The Old Vicarage
Vicarage Corner
C = Church of St. Mary the Virgin

YearNameAddressRelationConditionGenderAgeOccupationPlace of birth 
1939Robert WilliamsThe Vicarage MarriedM54Vicar of Elham 
1939Emily WilliamsThe Vicarage MarriedF40Unpaid domestic duties - Qualified Medical Practioner 
1911Cassandra Evaline OramThe Vicerage ElhamServantSingleF50Housekeeper DomesticFinchley Middlesex
1911Alard Charles De BourbelThe Vicerage ElhamHeadSingleM45Priest Church And EnglandLondon
1891Thomas Wodehouse BrotherSingleM72Clerk In Holy OrdersWells
1891Walker Wodehouse HeadSingleM71Vicar Of ElhamGosport
1891Sarah F Dawson SisterWidowF70Living On Own MeansWells
1891Anne King SisterWidowF68Living On Own MeansNorton
1891Frances Rootes ServantSingleF40Cook Domestic ServantElham
1891Clementina Palmer ServantSingleF20Ladys Domestic ServantElham
1891Ada A Sheppard ServantSingleF16Housemaid Domestic ServantBrasted
1881Walker Wodehouse The VicarageHeadUnmarriedM61Vicar Of ElhamGosport Hampshire
1881Charlotte Cleveland The VicarageServUnmarriedF48Cook Domestic ServLyminge

Little is known about the history of this house. The oldest known maps of the parish show it with a number of large outbuildings, giving the appearance of a farm. The earliest detailed tithe map, still in the possession of the church at Elham shows that it was the vicarage in 1844, and it continued to be so until 1967. The house itself is a very imposing building, and it stands in extensive grounds. Fragments of ancient flint and stonework at the rear of the house indicate that a house of importance stood here in medieval times, of which a small cellar at the western end was part.

The main part of the house was built in the 17th century, and was lengthened, and considerably altered in the 18th century. Further extensive alterations were carried out by the Rev. A. C. de Bourbel in 1900ยท1901, the architect employed being F. C. Eden. The fine appearance of the front of the house dates from then, and it seems that the central Jacobean stairacase was removed to enlarge a room 'there, and this would explain the curious fact that the main cellars can only be reached through a small opening outside the east end of the house.

The house possesses many other items of interest. There are a large number of old blue-and-white Delft tiles, now obviously not in their original positions, but which date from the 17th century.
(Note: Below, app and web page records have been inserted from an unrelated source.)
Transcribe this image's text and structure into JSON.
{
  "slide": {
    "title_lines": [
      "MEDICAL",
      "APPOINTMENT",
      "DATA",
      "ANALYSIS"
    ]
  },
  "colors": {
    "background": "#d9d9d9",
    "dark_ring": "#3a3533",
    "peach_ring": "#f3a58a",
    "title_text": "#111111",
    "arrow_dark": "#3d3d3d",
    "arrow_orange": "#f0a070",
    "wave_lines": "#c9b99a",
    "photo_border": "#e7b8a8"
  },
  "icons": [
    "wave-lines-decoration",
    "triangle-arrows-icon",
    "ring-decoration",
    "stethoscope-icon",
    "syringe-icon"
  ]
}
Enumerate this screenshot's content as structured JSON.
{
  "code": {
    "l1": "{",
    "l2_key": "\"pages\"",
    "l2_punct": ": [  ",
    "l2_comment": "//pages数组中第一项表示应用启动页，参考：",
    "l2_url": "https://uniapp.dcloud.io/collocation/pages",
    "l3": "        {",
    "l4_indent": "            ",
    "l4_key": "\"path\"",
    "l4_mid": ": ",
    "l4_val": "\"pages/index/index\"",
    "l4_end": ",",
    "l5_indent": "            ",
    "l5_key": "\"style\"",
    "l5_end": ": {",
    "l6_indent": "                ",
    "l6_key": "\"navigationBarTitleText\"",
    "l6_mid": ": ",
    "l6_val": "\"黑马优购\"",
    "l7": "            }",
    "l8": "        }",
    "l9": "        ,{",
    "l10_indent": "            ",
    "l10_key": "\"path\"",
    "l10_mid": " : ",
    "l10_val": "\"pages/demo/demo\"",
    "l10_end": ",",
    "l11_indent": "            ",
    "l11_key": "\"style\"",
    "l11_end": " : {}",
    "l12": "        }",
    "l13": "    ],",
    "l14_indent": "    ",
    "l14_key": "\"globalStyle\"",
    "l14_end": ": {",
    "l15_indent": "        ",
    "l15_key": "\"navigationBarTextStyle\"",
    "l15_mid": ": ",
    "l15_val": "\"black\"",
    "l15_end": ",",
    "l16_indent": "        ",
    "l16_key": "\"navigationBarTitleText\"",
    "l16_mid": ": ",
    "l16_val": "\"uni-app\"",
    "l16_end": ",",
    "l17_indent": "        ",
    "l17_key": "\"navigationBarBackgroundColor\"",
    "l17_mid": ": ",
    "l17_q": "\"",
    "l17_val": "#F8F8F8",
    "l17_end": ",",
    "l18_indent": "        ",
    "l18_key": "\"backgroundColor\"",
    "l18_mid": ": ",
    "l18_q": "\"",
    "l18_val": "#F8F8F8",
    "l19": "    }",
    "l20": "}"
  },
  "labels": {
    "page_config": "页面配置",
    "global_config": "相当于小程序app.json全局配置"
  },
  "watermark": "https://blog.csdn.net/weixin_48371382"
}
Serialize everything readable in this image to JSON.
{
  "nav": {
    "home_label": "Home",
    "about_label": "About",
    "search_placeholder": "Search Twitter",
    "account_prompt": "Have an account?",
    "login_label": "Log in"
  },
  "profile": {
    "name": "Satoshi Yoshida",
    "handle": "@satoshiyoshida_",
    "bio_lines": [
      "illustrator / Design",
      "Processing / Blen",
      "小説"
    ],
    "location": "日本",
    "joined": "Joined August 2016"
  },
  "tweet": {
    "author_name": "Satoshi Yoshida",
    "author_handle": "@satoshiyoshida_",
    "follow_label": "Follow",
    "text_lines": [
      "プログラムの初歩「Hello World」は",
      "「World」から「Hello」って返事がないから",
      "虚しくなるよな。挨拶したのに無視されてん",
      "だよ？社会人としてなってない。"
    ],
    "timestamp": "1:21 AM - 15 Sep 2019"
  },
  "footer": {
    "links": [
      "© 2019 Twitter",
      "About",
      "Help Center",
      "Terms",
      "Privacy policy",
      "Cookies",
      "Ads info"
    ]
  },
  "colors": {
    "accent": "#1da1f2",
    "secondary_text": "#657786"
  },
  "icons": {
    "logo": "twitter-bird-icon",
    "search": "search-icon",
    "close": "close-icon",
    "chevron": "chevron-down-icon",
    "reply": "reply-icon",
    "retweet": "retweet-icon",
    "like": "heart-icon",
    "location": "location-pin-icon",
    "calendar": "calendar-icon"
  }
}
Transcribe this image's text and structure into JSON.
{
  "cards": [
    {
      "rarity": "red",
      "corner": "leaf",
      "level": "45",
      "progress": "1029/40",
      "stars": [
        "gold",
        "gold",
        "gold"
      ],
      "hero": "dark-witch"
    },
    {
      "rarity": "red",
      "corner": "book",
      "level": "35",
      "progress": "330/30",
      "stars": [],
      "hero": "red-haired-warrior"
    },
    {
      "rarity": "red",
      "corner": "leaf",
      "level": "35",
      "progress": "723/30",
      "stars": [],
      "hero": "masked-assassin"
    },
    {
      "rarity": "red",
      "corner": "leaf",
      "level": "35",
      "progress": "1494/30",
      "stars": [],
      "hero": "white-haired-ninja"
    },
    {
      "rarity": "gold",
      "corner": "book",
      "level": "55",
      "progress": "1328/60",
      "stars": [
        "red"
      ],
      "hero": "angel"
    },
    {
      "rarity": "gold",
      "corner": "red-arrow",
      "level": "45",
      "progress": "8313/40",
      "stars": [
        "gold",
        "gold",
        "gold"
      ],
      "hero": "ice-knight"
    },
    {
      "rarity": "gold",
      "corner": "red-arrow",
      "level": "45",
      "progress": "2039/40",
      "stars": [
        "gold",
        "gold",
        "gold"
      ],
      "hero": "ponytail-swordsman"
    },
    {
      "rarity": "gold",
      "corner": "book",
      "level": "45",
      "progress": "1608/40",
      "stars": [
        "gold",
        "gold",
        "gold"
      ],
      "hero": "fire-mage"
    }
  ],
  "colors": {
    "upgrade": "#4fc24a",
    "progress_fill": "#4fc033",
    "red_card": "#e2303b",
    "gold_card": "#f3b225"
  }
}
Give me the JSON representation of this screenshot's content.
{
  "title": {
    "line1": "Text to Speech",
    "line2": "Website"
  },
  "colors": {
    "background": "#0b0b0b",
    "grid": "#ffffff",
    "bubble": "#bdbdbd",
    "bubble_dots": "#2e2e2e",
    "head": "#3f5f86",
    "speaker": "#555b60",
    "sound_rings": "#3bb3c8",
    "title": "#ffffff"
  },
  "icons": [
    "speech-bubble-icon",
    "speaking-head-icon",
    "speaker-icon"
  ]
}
The walls of the older part are very thick - another indication of their great age, and there are some old floorboards and fittings, and some fine marble flooring.

Elham Study
c1920 The Old Vicarage Bryan Badham
 1966 Listed by English Heritage
c2005 Old Vicarage Entrance Gates Bryan Badham

No ownership records found for this building